§ ABOUT THIS EXERCISE: Filter the data for lines with the word "icon" and copy those lines.

§ DATA PROVIDED:
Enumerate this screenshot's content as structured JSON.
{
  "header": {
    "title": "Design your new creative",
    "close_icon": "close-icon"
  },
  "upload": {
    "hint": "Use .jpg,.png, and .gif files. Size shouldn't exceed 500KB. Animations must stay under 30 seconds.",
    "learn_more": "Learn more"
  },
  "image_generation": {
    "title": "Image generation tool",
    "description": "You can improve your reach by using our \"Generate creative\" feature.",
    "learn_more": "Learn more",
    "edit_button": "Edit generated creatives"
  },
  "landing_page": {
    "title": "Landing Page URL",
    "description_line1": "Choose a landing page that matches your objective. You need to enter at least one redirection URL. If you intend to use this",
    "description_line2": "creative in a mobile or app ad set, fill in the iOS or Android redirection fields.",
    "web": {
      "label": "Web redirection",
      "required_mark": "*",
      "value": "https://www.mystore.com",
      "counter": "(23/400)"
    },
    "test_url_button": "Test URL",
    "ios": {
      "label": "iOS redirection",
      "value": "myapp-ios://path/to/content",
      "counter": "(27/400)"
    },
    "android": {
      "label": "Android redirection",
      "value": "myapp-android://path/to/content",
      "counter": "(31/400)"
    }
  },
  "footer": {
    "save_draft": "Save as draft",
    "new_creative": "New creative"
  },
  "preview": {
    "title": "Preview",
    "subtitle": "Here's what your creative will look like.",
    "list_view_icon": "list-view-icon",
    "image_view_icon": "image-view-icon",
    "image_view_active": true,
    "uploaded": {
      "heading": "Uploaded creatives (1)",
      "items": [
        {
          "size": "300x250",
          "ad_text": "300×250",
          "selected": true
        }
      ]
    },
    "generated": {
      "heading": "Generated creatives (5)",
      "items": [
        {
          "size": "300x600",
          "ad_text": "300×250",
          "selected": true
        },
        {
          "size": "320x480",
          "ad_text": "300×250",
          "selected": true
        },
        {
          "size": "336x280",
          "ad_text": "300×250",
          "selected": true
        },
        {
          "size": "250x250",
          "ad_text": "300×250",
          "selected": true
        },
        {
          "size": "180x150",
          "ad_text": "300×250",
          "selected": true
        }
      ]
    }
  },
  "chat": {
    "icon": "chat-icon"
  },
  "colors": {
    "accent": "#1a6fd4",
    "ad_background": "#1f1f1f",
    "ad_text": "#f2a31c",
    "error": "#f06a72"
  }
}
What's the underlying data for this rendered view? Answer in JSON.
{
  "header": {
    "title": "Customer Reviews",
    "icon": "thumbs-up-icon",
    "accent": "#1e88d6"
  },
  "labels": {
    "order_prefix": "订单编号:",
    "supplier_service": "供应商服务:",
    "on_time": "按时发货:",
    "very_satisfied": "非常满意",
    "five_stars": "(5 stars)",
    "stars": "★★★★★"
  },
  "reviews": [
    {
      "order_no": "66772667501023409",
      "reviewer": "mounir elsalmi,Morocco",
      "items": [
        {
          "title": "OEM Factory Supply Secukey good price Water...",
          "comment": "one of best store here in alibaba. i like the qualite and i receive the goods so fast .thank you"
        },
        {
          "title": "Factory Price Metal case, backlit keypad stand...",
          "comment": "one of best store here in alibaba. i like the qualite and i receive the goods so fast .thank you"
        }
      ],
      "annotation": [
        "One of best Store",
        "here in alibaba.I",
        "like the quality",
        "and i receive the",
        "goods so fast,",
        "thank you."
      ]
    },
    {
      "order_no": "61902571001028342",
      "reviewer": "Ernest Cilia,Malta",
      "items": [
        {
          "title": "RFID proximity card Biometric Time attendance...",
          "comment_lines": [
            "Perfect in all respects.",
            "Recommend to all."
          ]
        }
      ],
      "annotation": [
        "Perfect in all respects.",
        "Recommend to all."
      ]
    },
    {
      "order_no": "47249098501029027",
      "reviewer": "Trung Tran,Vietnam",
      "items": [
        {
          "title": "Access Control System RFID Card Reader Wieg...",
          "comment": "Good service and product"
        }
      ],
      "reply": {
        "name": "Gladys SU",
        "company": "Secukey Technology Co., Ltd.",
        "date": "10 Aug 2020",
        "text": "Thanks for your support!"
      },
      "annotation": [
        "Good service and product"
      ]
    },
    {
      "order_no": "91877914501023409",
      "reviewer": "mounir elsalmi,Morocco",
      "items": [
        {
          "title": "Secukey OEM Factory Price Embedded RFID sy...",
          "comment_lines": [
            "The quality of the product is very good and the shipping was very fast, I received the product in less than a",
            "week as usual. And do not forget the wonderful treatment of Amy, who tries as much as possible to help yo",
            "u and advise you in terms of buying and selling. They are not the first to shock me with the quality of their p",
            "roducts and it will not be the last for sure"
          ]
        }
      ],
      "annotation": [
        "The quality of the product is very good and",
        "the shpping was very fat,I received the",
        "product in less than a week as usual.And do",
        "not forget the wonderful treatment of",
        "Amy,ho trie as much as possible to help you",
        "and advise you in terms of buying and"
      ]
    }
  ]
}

§ RESULT OF THE TASK:
    "close_icon": "close-icon"
    "list_view_icon": "list-view-icon",
    "image_view_icon": "image-view-icon",
    "icon": "chat-icon"
    "icon": "thumbs-up-icon",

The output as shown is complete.